“For seventy years in succession, the Communists accused Western leaders of being Don Quixote. The latter did the same, accusing the Stalinists of being Don Quixote […] As you see, Don Quixote is always the loser, because the politicians who use his name are not on his level and have not a bit of his nobility.” Ismail Kadare on why Don Quixote belongs to Balkan folklore, how Cervantes first came to be translated into Albanian, and why today’s politicians should be banned from using the knight errant’s name as a term of abuse.
(b.1936 in Gjirokastër, Albania) is a world-renowned writer. Just before the fall of communism in Albania in 1990, Kadare fled to France. He now divides his time between France and Albania. He has been nominated for the Nobel Prize in Literature and in 2005 he won the inaugural Booker International Prize. His first novel, The General of the Dead Army, was published in 1963 and has since been published in more than 40 countries.
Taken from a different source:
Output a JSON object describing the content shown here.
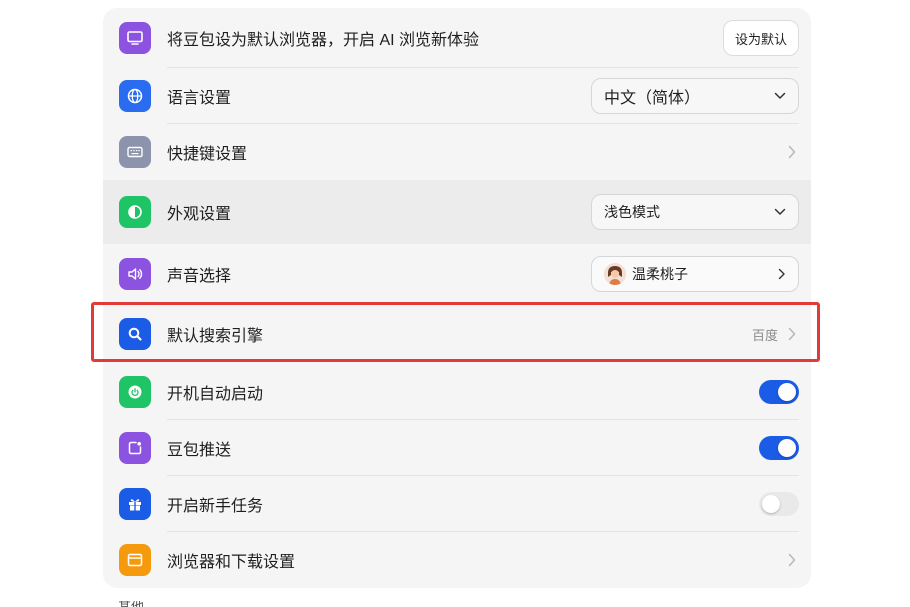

Kadare’s works include The Palace of Dreams (1981); The Concert (1998); and The Successor (2005).